A scientific presentation at the 52nd Annual Meeting of The Society of Thoracic Surgeons suggests that two home visits by a physician's assistant (PA) during the week after hospital discharge significantly reduces the chance that a heart surgery patient will be readmitted, and reduces overall costs associated with the heart surgery.
"Adult cardiac surgery has one of the highest readmission rates for all hospitalized patients," said John P. Nabagiez, MD, from Staten Island University Hospital in New York, who led the study. "Our study was designed to determine if two home visits by a physician's assistant could help reduce readmission rates following heart surgery."
‘It is essential for patients to comply with all prescribed medications and rehabilitation after heart surgery, and two house calls after discharge helped patients remain focused on the goals.’
AdvertisementDr. Nabagiez and colleagues analyzed hospital readmission rates of 1,185 patients who underwent cardiac surgery from September 2008 through August 2012 at Staten Island University Hospital in New York. Patients were divided into those who received home visits and those who did not receive visits (control group). Readmission rates, lengths of stay, and healthcare costs were compared between the two groups.

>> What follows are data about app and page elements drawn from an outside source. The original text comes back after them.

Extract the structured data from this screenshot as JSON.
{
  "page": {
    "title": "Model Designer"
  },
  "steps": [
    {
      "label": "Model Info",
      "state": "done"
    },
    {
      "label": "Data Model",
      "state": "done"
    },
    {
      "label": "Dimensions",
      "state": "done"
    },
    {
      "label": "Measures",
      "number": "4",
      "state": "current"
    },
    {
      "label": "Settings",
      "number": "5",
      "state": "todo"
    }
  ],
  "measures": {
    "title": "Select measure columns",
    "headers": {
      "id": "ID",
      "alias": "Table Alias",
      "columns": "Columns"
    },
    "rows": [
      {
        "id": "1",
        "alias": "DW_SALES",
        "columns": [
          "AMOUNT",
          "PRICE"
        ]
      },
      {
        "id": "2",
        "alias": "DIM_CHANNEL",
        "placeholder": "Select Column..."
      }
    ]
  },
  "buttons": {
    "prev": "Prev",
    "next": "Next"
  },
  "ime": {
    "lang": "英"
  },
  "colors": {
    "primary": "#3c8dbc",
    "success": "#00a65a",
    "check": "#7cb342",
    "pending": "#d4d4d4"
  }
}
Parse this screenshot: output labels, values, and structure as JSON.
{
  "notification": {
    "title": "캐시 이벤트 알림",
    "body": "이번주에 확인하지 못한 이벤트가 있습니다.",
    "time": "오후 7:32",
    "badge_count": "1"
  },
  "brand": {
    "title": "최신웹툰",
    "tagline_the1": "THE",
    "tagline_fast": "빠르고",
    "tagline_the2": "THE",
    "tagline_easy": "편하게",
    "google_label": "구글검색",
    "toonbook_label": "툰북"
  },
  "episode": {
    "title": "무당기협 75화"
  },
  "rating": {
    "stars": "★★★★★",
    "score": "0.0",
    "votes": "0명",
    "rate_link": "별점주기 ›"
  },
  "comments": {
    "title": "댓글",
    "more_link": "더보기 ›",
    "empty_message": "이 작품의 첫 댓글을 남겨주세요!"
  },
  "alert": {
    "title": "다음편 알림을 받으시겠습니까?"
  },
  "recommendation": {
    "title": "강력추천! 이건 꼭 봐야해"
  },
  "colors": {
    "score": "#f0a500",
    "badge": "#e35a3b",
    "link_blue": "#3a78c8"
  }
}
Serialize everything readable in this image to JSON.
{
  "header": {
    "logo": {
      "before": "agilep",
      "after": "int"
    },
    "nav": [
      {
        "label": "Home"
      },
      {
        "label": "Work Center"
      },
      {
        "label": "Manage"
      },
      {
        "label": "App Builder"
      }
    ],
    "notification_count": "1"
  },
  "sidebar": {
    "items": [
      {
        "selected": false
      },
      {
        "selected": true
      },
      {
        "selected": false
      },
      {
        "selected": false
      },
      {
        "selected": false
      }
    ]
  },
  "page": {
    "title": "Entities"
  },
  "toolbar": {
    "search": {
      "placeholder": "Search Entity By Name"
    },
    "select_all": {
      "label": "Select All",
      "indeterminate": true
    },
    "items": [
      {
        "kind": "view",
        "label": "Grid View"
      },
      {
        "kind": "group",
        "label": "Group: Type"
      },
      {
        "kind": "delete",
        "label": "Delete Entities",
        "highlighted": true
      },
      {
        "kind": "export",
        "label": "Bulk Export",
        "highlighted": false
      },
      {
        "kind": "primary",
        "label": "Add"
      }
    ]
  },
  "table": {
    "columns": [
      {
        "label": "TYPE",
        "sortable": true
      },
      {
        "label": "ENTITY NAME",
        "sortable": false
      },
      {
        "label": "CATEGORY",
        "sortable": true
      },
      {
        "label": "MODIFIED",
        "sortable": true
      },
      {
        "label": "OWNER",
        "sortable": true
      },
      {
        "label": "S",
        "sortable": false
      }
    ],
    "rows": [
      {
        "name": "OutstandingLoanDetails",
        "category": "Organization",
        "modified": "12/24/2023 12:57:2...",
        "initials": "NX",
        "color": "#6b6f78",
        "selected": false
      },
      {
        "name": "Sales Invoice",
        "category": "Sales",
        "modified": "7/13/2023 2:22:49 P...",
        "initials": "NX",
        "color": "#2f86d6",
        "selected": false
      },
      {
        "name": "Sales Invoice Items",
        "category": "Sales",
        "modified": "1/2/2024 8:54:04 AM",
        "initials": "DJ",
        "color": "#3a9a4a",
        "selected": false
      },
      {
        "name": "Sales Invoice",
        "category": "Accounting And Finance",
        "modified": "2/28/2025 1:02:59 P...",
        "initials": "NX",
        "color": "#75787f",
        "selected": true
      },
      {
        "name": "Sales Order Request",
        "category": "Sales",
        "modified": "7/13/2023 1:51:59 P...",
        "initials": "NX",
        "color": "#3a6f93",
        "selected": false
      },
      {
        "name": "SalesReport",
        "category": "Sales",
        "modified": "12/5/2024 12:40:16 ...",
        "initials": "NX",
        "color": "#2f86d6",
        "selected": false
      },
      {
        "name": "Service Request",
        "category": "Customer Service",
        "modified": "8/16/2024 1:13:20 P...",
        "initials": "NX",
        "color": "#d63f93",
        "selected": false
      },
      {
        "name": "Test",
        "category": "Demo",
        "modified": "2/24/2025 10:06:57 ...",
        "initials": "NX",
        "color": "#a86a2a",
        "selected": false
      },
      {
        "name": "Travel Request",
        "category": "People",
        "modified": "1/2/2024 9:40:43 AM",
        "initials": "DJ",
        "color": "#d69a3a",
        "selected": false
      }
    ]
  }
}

The patients who received visits from PAs on days 2 and 5 following hospital discharge had a significantly lower rate of readmission (10%) compared with those who did not receive home visits (17%). This represents a 41% reduction in the rate of readmission within the first 30 days following cardiac surgery.
"The physician's assistants who made the house calls in our study were fully trained cardiac surgery PAs who were actively involved in the preoperative, intra-operative, and postoperative care of our patients," said Dr. Nabagiez. "Unlike standard visiting nurses, our PAs knew each patient personally and understood all of the pertinent issues of the patient's medical history. They also knew the patient's individual postoperative course prior to discharge, so they entered the patient's home already knowing the concerns, if any, of the surgeon and the patient."
The analysis also showed an overall reduction in healthcare expenditures during the course of the study. It cost $23,500 to make house calls to 363 patients, which saved $977,500 in readmission costs. This translated to $39 in healthcare savings for every $1 spent.
"It is essential for patients to comply with all prescribed medications and physical rehabilitation after heart surgery, and two house calls in the first week after discharge helped patients remain focused on these goals," said Dr. Nabagiez. "Complications can arise in the first week after surgery, and these initial home visits can help diagnose problems earlier, which can keep patients out of the emergency department. We found that making these two visits is cost effective and keeps patients on the road to recovery, while also reducing hospital readmissions."